Required work: With the images removed, write out every line below exactly.

____________________

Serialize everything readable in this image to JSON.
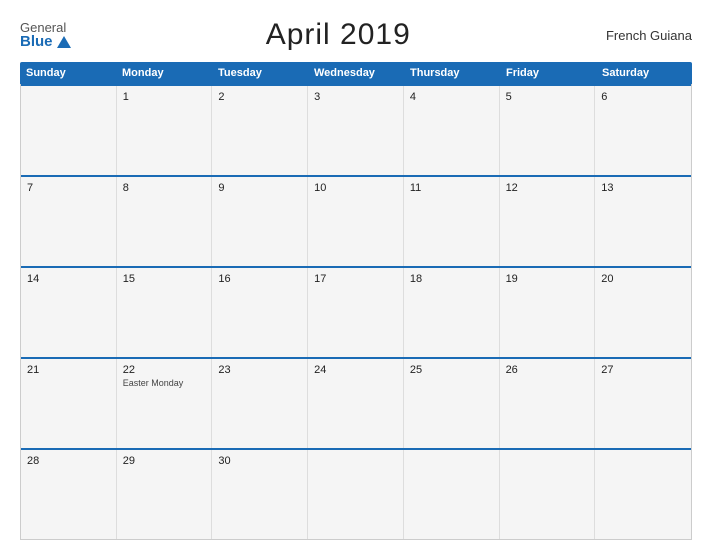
{
  "logo": {
    "general": "General",
    "blue": "Blue",
    "triangle": ""
  },
  "title": "April 2019",
  "region": "French Guiana",
  "calendar": {
    "headers": [
      "Sunday",
      "Monday",
      "Tuesday",
      "Wednesday",
      "Thursday",
      "Friday",
      "Saturday"
    ],
    "weeks": [
      [
        {
          "day": "",
          "holiday": ""
        },
        {
          "day": "1",
          "holiday": ""
        },
        {
          "day": "2",
          "holiday": ""
        },
        {
          "day": "3",
          "holiday": ""
        },
        {
          "day": "4",
          "holiday": ""
        },
        {
          "day": "5",
          "holiday": ""
        },
        {
          "day": "6",
          "holiday": ""
        }
      ],
      [
        {
          "day": "7",
          "holiday": ""
        },
        {
          "day": "8",
          "holiday": ""
        },
        {
          "day": "9",
          "holiday": ""
        },
        {
          "day": "10",
          "holiday": ""
        },
        {
          "day": "11",
          "holiday": ""
        },
        {
          "day": "12",
          "holiday": ""
        },
        {
          "day": "13",
          "holiday": ""
        }
      ],
      [
        {
          "day": "14",
          "holiday": ""
        },
        {
          "day": "15",
          "holiday": ""
        },
        {
          "day": "16",
          "holiday": ""
        },
        {
          "day": "17",
          "holiday": ""
        },
        {
          "day": "18",
          "holiday": ""
        },
        {
          "day": "19",
          "holiday": ""
        },
        {
          "day": "20",
          "holiday": ""
        }
      ],
      [
        {
          "day": "21",
          "holiday": ""
        },
        {
          "day": "22",
          "holiday": "Easter Monday"
        },
        {
          "day": "23",
          "holiday": ""
        },
        {
          "day": "24",
          "holiday": ""
        },
        {
          "day": "25",
          "holiday": ""
        },
        {
          "day": "26",
          "holiday": ""
        },
        {
          "day": "27",
          "holiday": ""
        }
      ],
      [
        {
          "day": "28",
          "holiday": ""
        },
        {
          "day": "29",
          "holiday": ""
        },
        {
          "day": "30",
          "holiday": ""
        },
        {
          "day": "",
          "holiday": ""
        },
        {
          "day": "",
          "holiday": ""
        },
        {
          "day": "",
          "holiday": ""
        },
        {
          "day": "",
          "holiday": ""
        }
      ]
    ]
  }
}
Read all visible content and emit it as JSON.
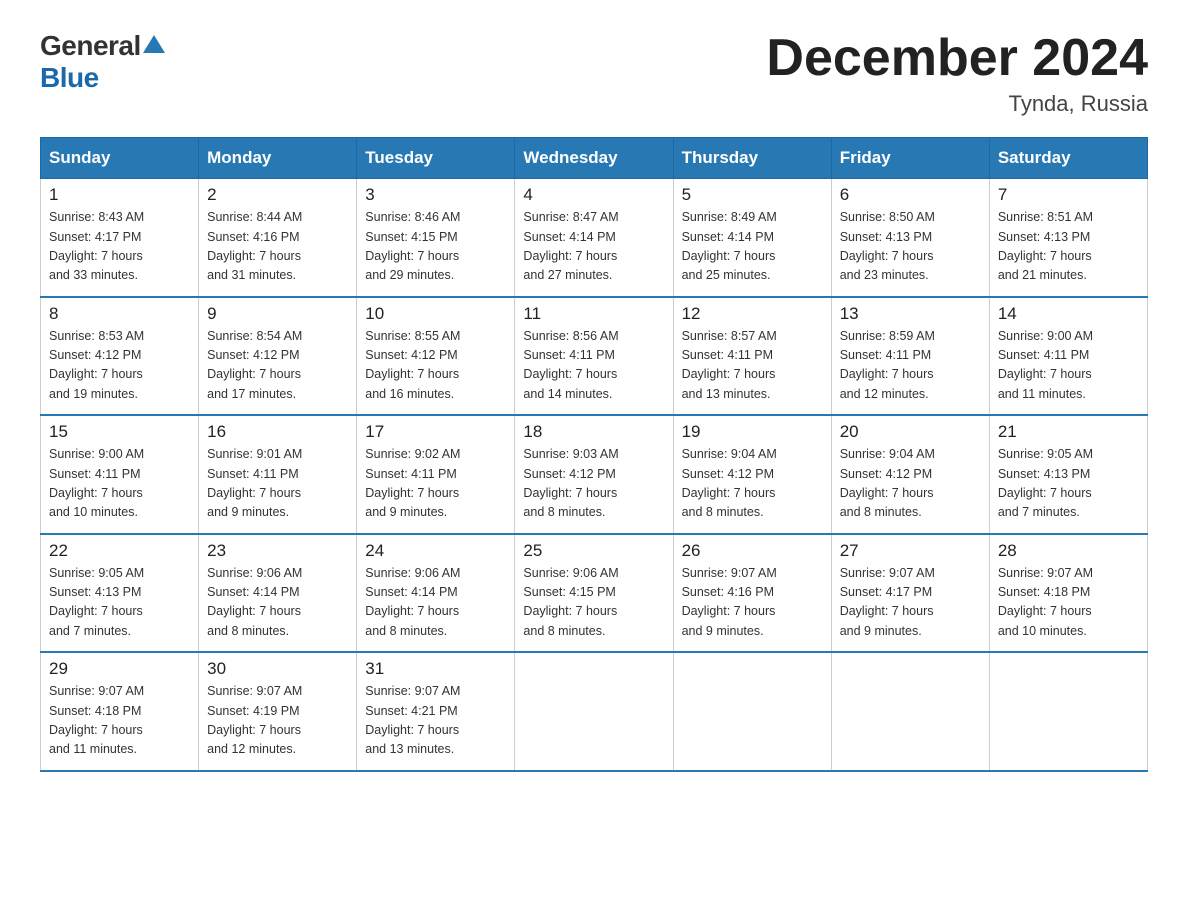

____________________

Solution to the exercise:
Serialize everything readable in this image to JSON.
{
  "logo": {
    "general": "General",
    "blue": "Blue",
    "triangle": ""
  },
  "title": "April 2019",
  "region": "French Guiana",
  "calendar": {
    "headers": [
      "Sunday",
      "Monday",
      "Tuesday",
      "Wednesday",
      "Thursday",
      "Friday",
      "Saturday"
    ],
    "weeks": [
      [
        {
          "day": "",
          "holiday": ""
        },
        {
          "day": "1",
          "holiday": ""
        },
        {
          "day": "2",
          "holiday": ""
        },
        {
          "day": "3",
          "holiday": ""
        },
        {
          "day": "4",
          "holiday": ""
        },
        {
          "day": "5",
          "holiday": ""
        },
        {
          "day": "6",
          "holiday": ""
        }
      ],
      [
        {
          "day": "7",
          "holiday": ""
        },
        {
          "day": "8",
          "holiday": ""
        },
        {
          "day": "9",
          "holiday": ""
        },
        {
          "day": "10",
          "holiday": ""
        },
        {
          "day": "11",
          "holiday": ""
        },
        {
          "day": "12",
          "holiday": ""
        },
        {
          "day": "13",
          "holiday": ""
        }
      ],
      [
        {
          "day": "14",
          "holiday": ""
        },
        {
          "day": "15",
          "holiday": ""
        },
        {
          "day": "16",
          "holiday": ""
        },
        {
          "day": "17",
          "holiday": ""
        },
        {
          "day": "18",
          "holiday": ""
        },
        {
          "day": "19",
          "holiday": ""
        },
        {
          "day": "20",
          "holiday": ""
        }
      ],
      [
        {
          "day": "21",
          "holiday": ""
        },
        {
          "day": "22",
          "holiday": "Easter Monday"
        },
        {
          "day": "23",
          "holiday": ""
        },
        {
          "day": "24",
          "holiday": ""
        },
        {
          "day": "25",
          "holiday": ""
        },
        {
          "day": "26",
          "holiday": ""
        },
        {
          "day": "27",
          "holiday": ""
        }
      ],
      [
        {
          "day": "28",
          "holiday": ""
        },
        {
          "day": "29",
          "holiday": ""
        },
        {
          "day": "30",
          "holiday": ""
        },
        {
          "day": "",
          "holiday": ""
        },
        {
          "day": "",
          "holiday": ""
        },
        {
          "day": "",
          "holiday": ""
        },
        {
          "day": "",
          "holiday": ""
        }
      ]
    ]
  }
}
Read all visible content and emit it as JSON.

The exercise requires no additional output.